-- Assignment --
Select from the records below every line that has the word "number" in it.

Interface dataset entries

↓↓↓

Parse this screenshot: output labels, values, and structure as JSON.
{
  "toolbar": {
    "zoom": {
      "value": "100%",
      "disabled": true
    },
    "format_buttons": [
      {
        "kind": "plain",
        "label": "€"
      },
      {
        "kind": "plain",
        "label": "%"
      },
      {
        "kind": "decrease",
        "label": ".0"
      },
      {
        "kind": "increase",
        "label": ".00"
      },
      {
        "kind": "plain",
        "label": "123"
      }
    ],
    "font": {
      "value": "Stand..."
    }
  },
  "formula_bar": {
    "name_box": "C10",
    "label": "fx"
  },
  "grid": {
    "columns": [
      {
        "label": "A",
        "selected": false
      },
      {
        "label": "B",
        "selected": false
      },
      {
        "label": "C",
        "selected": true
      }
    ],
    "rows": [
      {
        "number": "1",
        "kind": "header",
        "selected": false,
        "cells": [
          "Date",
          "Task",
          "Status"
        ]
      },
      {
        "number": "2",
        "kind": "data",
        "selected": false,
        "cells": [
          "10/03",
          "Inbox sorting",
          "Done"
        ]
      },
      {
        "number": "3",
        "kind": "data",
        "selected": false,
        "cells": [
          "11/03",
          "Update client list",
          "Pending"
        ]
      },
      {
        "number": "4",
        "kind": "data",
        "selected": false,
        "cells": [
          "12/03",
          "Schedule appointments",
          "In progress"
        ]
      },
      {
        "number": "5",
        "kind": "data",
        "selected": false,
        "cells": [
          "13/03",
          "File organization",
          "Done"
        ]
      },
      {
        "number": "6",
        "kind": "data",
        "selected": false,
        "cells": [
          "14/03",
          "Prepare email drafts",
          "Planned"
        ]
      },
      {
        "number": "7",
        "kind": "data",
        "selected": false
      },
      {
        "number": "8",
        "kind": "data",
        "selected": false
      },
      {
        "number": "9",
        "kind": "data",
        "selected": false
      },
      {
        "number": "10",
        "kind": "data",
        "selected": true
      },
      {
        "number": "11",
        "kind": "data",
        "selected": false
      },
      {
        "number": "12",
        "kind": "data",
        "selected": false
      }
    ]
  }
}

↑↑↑

-- Written solution --
        "number": "1",
        "number": "2",
        "number": "3",
        "number": "4",
        "number": "5",
        "number": "6",
        "number": "7",
        "number": "8",
        "number": "9",
        "number": "10",
        "number": "11",
        "number": "12",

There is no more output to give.